= WHAT IS NEEDED =
How many lines of the records hold the string "text"? Reply with the number alone.

DATA EXCERPTS: Begin

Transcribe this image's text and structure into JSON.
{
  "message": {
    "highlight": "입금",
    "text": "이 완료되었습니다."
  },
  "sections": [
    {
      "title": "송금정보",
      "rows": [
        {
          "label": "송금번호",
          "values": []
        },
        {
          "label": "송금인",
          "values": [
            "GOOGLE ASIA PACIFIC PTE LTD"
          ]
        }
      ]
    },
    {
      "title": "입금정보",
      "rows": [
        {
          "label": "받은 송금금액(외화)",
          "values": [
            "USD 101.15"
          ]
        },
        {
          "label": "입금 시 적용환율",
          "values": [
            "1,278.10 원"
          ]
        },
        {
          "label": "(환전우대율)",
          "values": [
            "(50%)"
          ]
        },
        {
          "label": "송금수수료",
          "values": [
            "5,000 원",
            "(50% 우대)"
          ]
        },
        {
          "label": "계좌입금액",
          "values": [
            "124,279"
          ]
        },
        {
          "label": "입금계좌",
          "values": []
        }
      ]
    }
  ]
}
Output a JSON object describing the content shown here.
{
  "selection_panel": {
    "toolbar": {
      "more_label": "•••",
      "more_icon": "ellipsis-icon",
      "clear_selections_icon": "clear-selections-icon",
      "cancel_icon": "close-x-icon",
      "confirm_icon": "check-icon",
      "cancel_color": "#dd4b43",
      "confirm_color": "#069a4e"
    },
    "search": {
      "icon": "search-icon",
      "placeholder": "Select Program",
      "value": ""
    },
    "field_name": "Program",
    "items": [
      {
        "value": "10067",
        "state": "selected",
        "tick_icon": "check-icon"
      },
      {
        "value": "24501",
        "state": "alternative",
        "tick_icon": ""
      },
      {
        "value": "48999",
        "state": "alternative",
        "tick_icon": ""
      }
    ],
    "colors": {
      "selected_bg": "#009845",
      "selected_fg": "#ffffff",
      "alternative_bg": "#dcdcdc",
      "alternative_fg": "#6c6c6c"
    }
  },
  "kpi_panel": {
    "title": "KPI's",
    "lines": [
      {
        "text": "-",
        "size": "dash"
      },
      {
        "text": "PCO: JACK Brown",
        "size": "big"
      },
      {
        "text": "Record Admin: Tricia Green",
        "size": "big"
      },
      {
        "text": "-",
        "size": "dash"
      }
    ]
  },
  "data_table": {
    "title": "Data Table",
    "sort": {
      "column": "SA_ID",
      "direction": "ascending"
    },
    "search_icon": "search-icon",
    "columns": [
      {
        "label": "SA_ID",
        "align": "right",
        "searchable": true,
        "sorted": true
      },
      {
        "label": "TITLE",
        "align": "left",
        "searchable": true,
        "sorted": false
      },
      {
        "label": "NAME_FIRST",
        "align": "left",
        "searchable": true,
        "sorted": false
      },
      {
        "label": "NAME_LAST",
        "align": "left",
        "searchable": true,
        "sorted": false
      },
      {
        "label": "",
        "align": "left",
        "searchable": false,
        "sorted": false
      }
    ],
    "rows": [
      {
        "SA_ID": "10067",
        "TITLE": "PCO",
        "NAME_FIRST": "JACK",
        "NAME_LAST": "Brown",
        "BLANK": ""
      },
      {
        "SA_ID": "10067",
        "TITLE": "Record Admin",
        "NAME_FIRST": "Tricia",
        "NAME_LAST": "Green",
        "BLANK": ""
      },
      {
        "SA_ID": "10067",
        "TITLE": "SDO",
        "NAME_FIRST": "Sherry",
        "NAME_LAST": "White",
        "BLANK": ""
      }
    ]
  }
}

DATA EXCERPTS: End

= TASK OUTPUT =
6